[Source data]
....

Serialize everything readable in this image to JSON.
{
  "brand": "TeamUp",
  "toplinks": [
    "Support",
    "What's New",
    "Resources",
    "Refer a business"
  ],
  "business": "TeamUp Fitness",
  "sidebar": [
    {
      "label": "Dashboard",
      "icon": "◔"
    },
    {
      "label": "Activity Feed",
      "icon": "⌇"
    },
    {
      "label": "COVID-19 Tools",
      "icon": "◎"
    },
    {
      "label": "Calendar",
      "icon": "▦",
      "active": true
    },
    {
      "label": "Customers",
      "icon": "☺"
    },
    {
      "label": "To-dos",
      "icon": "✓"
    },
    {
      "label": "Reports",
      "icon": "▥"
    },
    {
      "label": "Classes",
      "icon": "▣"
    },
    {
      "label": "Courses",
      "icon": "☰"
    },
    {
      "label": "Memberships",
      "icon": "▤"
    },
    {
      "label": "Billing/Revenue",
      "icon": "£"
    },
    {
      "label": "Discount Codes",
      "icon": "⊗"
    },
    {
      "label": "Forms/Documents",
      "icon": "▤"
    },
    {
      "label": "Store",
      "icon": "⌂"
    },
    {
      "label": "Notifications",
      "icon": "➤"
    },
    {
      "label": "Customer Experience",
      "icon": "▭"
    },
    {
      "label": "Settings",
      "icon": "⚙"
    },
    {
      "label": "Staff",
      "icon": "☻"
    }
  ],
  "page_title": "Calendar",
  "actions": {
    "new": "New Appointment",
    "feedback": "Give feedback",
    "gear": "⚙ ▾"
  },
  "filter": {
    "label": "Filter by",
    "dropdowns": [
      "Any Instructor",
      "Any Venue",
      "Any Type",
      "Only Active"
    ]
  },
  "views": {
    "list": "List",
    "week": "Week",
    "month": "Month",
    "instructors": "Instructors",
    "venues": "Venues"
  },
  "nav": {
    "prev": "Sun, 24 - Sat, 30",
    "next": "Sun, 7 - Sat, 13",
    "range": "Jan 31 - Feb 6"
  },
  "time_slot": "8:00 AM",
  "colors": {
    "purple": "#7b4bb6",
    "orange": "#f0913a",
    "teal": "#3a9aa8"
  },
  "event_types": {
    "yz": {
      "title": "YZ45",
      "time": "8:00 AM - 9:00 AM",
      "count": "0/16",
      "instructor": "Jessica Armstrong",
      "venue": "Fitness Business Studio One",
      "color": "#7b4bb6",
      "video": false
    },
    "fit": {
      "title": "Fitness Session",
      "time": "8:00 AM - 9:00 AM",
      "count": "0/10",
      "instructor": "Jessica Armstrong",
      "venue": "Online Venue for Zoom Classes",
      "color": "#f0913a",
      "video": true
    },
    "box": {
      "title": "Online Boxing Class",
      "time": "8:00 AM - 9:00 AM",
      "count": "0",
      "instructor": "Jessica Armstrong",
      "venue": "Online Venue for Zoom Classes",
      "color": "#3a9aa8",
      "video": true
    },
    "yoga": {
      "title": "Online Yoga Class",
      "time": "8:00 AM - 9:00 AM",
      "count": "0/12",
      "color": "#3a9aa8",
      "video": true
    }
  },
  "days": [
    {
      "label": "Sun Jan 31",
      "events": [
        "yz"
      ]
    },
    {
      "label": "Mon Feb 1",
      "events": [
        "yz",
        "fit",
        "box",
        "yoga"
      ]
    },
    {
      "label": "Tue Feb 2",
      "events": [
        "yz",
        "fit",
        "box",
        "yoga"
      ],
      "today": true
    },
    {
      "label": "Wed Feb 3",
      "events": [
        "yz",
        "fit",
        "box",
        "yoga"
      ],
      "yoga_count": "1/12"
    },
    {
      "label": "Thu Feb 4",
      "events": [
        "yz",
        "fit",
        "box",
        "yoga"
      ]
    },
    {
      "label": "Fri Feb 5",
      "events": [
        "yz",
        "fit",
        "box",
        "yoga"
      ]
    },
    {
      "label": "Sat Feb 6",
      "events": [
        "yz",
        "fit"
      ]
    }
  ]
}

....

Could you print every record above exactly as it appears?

Serialize everything readable in this image to JSON.
{
  "brand": "TeamUp",
  "toplinks": [
    "Support",
    "What's New",
    "Resources",
    "Refer a business"
  ],
  "business": "TeamUp Fitness",
  "sidebar": [
    {
      "label": "Dashboard",
      "icon": "◔"
    },
    {
      "label": "Activity Feed",
      "icon": "⌇"
    },
    {
      "label": "COVID-19 Tools",
      "icon": "◎"
    },
    {
      "label": "Calendar",
      "icon": "▦",
      "active": true
    },
    {
      "label": "Customers",
      "icon": "☺"
    },
    {
      "label": "To-dos",
      "icon": "✓"
    },
    {
      "label": "Reports",
      "icon": "▥"
    },
    {
      "label": "Classes",
      "icon": "▣"
    },
    {
      "label": "Courses",
      "icon": "☰"
    },
    {
      "label": "Memberships",
      "icon": "▤"
    },
    {
      "label": "Billing/Revenue",
      "icon": "£"
    },
    {
      "label": "Discount Codes",
      "icon": "⊗"
    },
    {
      "label": "Forms/Documents",
      "icon": "▤"
    },
    {
      "label": "Store",
      "icon": "⌂"
    },
    {
      "label": "Notifications",
      "icon": "➤"
    },
    {
      "label": "Customer Experience",
      "icon": "▭"
    },
    {
      "label": "Settings",
      "icon": "⚙"
    },
    {
      "label": "Staff",
      "icon": "☻"
    }
  ],
  "page_title": "Calendar",
  "actions": {
    "new": "New Appointment",
    "feedback": "Give feedback",
    "gear": "⚙ ▾"
  },
  "filter": {
    "label": "Filter by",
    "dropdowns": [
      "Any Instructor",
      "Any Venue",
      "Any Type",
      "Only Active"
    ]
  },
  "views": {
    "list": "List",
    "week": "Week",
    "month": "Month",
    "instructors": "Instructors",
    "venues": "Venues"
  },
  "nav": {
    "prev": "Sun, 24 - Sat, 30",
    "next": "Sun, 7 - Sat, 13",
    "range": "Jan 31 - Feb 6"
  },
  "time_slot": "8:00 AM",
  "colors": {
    "purple": "#7b4bb6",
    "orange": "#f0913a",
    "teal": "#3a9aa8"
  },
  "event_types": {
    "yz": {
      "title": "YZ45",
      "time": "8:00 AM - 9:00 AM",
      "count": "0/16",
      "instructor": "Jessica Armstrong",
      "venue": "Fitness Business Studio One",
      "color": "#7b4bb6",
      "video": false
    },
    "fit": {
      "title": "Fitness Session",
      "time": "8:00 AM - 9:00 AM",
      "count": "0/10",
      "instructor": "Jessica Armstrong",
      "venue": "Online Venue for Zoom Classes",
      "color": "#f0913a",
      "video": true
    },
    "box": {
      "title": "Online Boxing Class",
      "time": "8:00 AM - 9:00 AM",
      "count": "0",
      "instructor": "Jessica Armstrong",
      "venue": "Online Venue for Zoom Classes",
      "color": "#3a9aa8",
      "video": true
    },
    "yoga": {
      "title": "Online Yoga Class",
      "time": "8:00 AM - 9:00 AM",
      "count": "0/12",
      "color": "#3a9aa8",
      "video": true
    }
  },
  "days": [
    {
      "label": "Sun Jan 31",
      "events": [
        "yz"
      ]
    },
    {
      "label": "Mon Feb 1",
      "events": [
        "yz",
        "fit",
        "box",
        "yoga"
      ]
    },
    {
      "label": "Tue Feb 2",
      "events": [
        "yz",
        "fit",
        "box",
        "yoga"
      ],
      "today": true
    },
    {
      "label": "Wed Feb 3",
      "events": [
        "yz",
        "fit",
        "box",
        "yoga"
      ],
      "yoga_count": "1/12"
    },
    {
      "label": "Thu Feb 4",
      "events": [
        "yz",
        "fit",
        "box",
        "yoga"
      ]
    },
    {
      "label": "Fri Feb 5",
      "events": [
        "yz",
        "fit",
        "box",
        "yoga"
      ]
    },
    {
      "label": "Sat Feb 6",
      "events": [
        "yz",
        "fit"
      ]
    }
  ]
}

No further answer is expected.